What to produce: Print all entries word for word.

Recorded data:
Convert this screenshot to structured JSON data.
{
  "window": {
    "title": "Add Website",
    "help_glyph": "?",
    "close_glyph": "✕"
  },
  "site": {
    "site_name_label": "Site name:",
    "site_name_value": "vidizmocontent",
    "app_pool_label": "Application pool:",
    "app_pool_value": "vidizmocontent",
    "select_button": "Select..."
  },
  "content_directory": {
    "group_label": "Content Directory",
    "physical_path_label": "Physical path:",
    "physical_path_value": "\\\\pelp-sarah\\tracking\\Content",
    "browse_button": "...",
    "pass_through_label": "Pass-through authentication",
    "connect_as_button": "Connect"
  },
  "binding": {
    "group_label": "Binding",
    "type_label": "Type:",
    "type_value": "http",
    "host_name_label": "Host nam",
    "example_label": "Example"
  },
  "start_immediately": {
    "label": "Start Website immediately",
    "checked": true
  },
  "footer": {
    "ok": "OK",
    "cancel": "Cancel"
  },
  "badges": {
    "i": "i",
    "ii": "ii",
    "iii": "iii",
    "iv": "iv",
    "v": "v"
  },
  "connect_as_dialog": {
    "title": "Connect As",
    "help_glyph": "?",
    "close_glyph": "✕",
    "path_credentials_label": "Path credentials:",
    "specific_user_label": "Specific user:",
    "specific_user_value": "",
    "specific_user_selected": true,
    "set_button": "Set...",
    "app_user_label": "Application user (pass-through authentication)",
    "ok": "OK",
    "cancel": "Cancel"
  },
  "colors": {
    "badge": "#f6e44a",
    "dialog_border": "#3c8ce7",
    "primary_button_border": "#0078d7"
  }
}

Output of the exercise:
Convert this screenshot to structured JSON data.
{
  "window": {
    "title": "Add Website",
    "help_glyph": "?",
    "close_glyph": "✕"
  },
  "site": {
    "site_name_label": "Site name:",
    "site_name_value": "vidizmocontent",
    "app_pool_label": "Application pool:",
    "app_pool_value": "vidizmocontent",
    "select_button": "Select..."
  },
  "content_directory": {
    "group_label": "Content Directory",
    "physical_path_label": "Physical path:",
    "physical_path_value": "\\\\pelp-sarah\\tracking\\Content",
    "browse_button": "...",
    "pass_through_label": "Pass-through authentication",
    "connect_as_button": "Connect"
  },
  "binding": {
    "group_label": "Binding",
    "type_label": "Type:",
    "type_value": "http",
    "host_name_label": "Host nam",
    "example_label": "Example"
  },
  "start_immediately": {
    "label": "Start Website immediately",
    "checked": true
  },
  "footer": {
    "ok": "OK",
    "cancel": "Cancel"
  },
  "badges": {
    "i": "i",
    "ii": "ii",
    "iii": "iii",
    "iv": "iv",
    "v": "v"
  },
  "connect_as_dialog": {
    "title": "Connect As",
    "help_glyph": "?",
    "close_glyph": "✕",
    "path_credentials_label": "Path credentials:",
    "specific_user_label": "Specific user:",
    "specific_user_value": "",
    "specific_user_selected": true,
    "set_button": "Set...",
    "app_user_label": "Application user (pass-through authentication)",
    "ok": "OK",
    "cancel": "Cancel"
  },
  "colors": {
    "badge": "#f6e44a",
    "dialog_border": "#3c8ce7",
    "primary_button_border": "#0078d7"
  }
}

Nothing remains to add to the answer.